Assignment
Would you write out all of the data exactly as it appears below?

Working data
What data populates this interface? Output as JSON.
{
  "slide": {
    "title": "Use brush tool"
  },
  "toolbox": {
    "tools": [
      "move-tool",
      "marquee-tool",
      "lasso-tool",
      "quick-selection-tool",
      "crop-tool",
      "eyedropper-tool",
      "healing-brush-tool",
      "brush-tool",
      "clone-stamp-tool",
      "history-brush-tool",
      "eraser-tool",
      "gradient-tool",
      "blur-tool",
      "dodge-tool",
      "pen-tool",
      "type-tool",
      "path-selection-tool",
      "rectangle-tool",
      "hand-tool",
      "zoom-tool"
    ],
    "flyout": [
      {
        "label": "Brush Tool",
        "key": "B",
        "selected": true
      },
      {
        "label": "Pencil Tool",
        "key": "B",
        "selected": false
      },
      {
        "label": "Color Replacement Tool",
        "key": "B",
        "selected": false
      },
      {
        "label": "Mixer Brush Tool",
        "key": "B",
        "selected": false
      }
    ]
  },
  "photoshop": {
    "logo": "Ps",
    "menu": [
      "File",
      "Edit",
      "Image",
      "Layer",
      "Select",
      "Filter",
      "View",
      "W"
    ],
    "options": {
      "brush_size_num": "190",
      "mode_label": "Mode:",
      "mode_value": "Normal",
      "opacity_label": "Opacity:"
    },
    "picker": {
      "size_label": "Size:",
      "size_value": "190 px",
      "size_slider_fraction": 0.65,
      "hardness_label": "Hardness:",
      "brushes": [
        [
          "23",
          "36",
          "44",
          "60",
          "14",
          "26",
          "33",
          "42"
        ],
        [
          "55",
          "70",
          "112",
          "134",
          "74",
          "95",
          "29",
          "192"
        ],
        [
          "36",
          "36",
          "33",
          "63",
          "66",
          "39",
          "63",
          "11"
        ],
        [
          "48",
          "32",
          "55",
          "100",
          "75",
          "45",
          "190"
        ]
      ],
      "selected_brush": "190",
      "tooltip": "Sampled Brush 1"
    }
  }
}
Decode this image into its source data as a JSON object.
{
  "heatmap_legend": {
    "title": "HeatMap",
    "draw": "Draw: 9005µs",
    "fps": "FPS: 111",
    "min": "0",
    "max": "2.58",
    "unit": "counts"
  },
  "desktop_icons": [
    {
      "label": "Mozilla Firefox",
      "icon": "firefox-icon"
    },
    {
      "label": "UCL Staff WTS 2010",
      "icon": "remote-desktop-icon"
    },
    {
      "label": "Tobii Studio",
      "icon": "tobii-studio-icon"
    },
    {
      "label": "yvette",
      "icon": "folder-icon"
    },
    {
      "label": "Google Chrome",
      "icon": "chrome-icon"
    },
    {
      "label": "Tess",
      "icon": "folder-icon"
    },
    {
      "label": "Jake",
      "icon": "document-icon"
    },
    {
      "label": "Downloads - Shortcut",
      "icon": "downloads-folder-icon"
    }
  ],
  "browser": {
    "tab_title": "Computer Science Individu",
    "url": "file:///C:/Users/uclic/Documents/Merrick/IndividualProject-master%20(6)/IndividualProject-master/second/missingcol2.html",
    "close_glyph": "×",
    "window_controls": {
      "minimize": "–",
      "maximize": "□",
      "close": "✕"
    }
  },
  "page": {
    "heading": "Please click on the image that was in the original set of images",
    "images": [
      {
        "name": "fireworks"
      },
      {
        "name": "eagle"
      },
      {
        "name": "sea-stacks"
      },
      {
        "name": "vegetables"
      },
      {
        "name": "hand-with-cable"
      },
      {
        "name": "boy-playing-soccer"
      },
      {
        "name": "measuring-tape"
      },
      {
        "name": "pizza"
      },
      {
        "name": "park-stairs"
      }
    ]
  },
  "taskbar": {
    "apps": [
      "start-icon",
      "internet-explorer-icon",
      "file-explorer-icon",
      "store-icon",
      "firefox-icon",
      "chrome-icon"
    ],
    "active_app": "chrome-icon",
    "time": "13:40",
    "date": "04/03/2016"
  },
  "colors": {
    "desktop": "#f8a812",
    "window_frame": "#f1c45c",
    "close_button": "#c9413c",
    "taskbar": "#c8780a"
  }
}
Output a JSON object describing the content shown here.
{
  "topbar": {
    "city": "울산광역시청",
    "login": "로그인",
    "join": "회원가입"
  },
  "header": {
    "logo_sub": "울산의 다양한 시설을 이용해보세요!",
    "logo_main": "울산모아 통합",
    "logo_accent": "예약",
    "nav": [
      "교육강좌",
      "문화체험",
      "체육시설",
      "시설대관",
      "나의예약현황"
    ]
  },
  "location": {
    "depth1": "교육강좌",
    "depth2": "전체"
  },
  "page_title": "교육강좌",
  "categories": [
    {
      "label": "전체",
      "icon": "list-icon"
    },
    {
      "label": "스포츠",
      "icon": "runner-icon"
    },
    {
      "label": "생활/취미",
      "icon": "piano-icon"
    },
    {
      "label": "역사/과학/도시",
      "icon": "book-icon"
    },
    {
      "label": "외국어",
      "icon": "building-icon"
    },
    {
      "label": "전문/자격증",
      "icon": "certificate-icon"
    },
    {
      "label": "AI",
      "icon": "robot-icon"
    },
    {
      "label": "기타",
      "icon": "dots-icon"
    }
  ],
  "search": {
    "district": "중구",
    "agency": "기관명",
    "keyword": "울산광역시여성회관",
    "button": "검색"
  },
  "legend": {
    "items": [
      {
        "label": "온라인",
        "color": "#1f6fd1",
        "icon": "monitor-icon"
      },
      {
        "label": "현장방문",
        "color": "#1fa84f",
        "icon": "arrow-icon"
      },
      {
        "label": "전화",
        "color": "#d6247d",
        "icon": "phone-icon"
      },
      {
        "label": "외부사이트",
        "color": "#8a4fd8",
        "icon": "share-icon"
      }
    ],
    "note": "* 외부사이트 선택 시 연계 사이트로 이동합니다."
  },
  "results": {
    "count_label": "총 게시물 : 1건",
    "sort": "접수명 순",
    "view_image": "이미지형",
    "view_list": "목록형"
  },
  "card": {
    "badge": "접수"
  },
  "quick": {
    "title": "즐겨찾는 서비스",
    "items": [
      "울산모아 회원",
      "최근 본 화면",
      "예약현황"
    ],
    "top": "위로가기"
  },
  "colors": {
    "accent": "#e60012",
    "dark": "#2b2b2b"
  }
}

Task output
What data populates this interface? Output as JSON.
{
  "slide": {
    "title": "Use brush tool"
  },
  "toolbox": {
    "tools": [
      "move-tool",
      "marquee-tool",
      "lasso-tool",
      "quick-selection-tool",
      "crop-tool",
      "eyedropper-tool",
      "healing-brush-tool",
      "brush-tool",
      "clone-stamp-tool",
      "history-brush-tool",
      "eraser-tool",
      "gradient-tool",
      "blur-tool",
      "dodge-tool",
      "pen-tool",
      "type-tool",
      "path-selection-tool",
      "rectangle-tool",
      "hand-tool",
      "zoom-tool"
    ],
    "flyout": [
      {
        "label": "Brush Tool",
        "key": "B",
        "selected": true
      },
      {
        "label": "Pencil Tool",
        "key": "B",
        "selected": false
      },
      {
        "label": "Color Replacement Tool",
        "key": "B",
        "selected": false
      },
      {
        "label": "Mixer Brush Tool",
        "key": "B",
        "selected": false
      }
    ]
  },
  "photoshop": {
    "logo": "Ps",
    "menu": [
      "File",
      "Edit",
      "Image",
      "Layer",
      "Select",
      "Filter",
      "View",
      "W"
    ],
    "options": {
      "brush_size_num": "190",
      "mode_label": "Mode:",
      "mode_value": "Normal",
      "opacity_label": "Opacity:"
    },
    "picker": {
      "size_label": "Size:",
      "size_value": "190 px",
      "size_slider_fraction": 0.65,
      "hardness_label": "Hardness:",
      "brushes": [
        [
          "23",
          "36",
          "44",
          "60",
          "14",
          "26",
          "33",
          "42"
        ],
        [
          "55",
          "70",
          "112",
          "134",
          "74",
          "95",
          "29",
          "192"
        ],
        [
          "36",
          "36",
          "33",
          "63",
          "66",
          "39",
          "63",
          "11"
        ],
        [
          "48",
          "32",
          "55",
          "100",
          "75",
          "45",
          "190"
        ]
      ],
      "selected_brush": "190",
      "tooltip": "Sampled Brush 1"
    }
  }
}
Decode this image into its source data as a JSON object.
{
  "heatmap_legend": {
    "title": "HeatMap",
    "draw": "Draw: 9005µs",
    "fps": "FPS: 111",
    "min": "0",
    "max": "2.58",
    "unit": "counts"
  },
  "desktop_icons": [
    {
      "label": "Mozilla Firefox",
      "icon": "firefox-icon"
    },
    {
      "label": "UCL Staff WTS 2010",
      "icon": "remote-desktop-icon"
    },
    {
      "label": "Tobii Studio",
      "icon": "tobii-studio-icon"
    },
    {
      "label": "yvette",
      "icon": "folder-icon"
    },
    {
      "label": "Google Chrome",
      "icon": "chrome-icon"
    },
    {
      "label": "Tess",
      "icon": "folder-icon"
    },
    {
      "label": "Jake",
      "icon": "document-icon"
    },
    {
      "label": "Downloads - Shortcut",
      "icon": "downloads-folder-icon"
    }
  ],
  "browser": {
    "tab_title": "Computer Science Individu",
    "url": "file:///C:/Users/uclic/Documents/Merrick/IndividualProject-master%20(6)/IndividualProject-master/second/missingcol2.html",
    "close_glyph": "×",
    "window_controls": {
      "minimize": "–",
      "maximize": "□",
      "close": "✕"
    }
  },
  "page": {
    "heading": "Please click on the image that was in the original set of images",
    "images": [
      {
        "name": "fireworks"
      },
      {
        "name": "eagle"
      },
      {
        "name": "sea-stacks"
      },
      {
        "name": "vegetables"
      },
      {
        "name": "hand-with-cable"
      },
      {
        "name": "boy-playing-soccer"
      },
      {
        "name": "measuring-tape"
      },
      {
        "name": "pizza"
      },
      {
        "name": "park-stairs"
      }
    ]
  },
  "taskbar": {
    "apps": [
      "start-icon",
      "internet-explorer-icon",
      "file-explorer-icon",
      "store-icon",
      "firefox-icon",
      "chrome-icon"
    ],
    "active_app": "chrome-icon",
    "time": "13:40",
    "date": "04/03/2016"
  },
  "colors": {
    "desktop": "#f8a812",
    "window_frame": "#f1c45c",
    "close_button": "#c9413c",
    "taskbar": "#c8780a"
  }
}
Output a JSON object describing the content shown here.
{
  "topbar": {
    "city": "울산광역시청",
    "login": "로그인",
    "join": "회원가입"
  },
  "header": {
    "logo_sub": "울산의 다양한 시설을 이용해보세요!",
    "logo_main": "울산모아 통합",
    "logo_accent": "예약",
    "nav": [
      "교육강좌",
      "문화체험",
      "체육시설",
      "시설대관",
      "나의예약현황"
    ]
  },
  "location": {
    "depth1": "교육강좌",
    "depth2": "전체"
  },
  "page_title": "교육강좌",
  "categories": [
    {
      "label": "전체",
      "icon": "list-icon"
    },
    {
      "label": "스포츠",
      "icon": "runner-icon"
    },
    {
      "label": "생활/취미",
      "icon": "piano-icon"
    },
    {
      "label": "역사/과학/도시",
      "icon": "book-icon"
    },
    {
      "label": "외국어",
      "icon": "building-icon"
    },
    {
      "label": "전문/자격증",
      "icon": "certificate-icon"
    },
    {
      "label": "AI",
      "icon": "robot-icon"
    },
    {
      "label": "기타",
      "icon": "dots-icon"
    }
  ],
  "search": {
    "district": "중구",
    "agency": "기관명",
    "keyword": "울산광역시여성회관",
    "button": "검색"
  },
  "legend": {
    "items": [
      {
        "label": "온라인",
        "color": "#1f6fd1",
        "icon": "monitor-icon"
      },
      {
        "label": "현장방문",
        "color": "#1fa84f",
        "icon": "arrow-icon"
      },
      {
        "label": "전화",
        "color": "#d6247d",
        "icon": "phone-icon"
      },
      {
        "label": "외부사이트",
        "color": "#8a4fd8",
        "icon": "share-icon"
      }
    ],
    "note": "* 외부사이트 선택 시 연계 사이트로 이동합니다."
  },
  "results": {
    "count_label": "총 게시물 : 1건",
    "sort": "접수명 순",
    "view_image": "이미지형",
    "view_list": "목록형"
  },
  "card": {
    "badge": "접수"
  },
  "quick": {
    "title": "즐겨찾는 서비스",
    "items": [
      "울산모아 회원",
      "최근 본 화면",
      "예약현황"
    ],
    "top": "위로가기"
  },
  "colors": {
    "accent": "#e60012",
    "dark": "#2b2b2b"
  }
}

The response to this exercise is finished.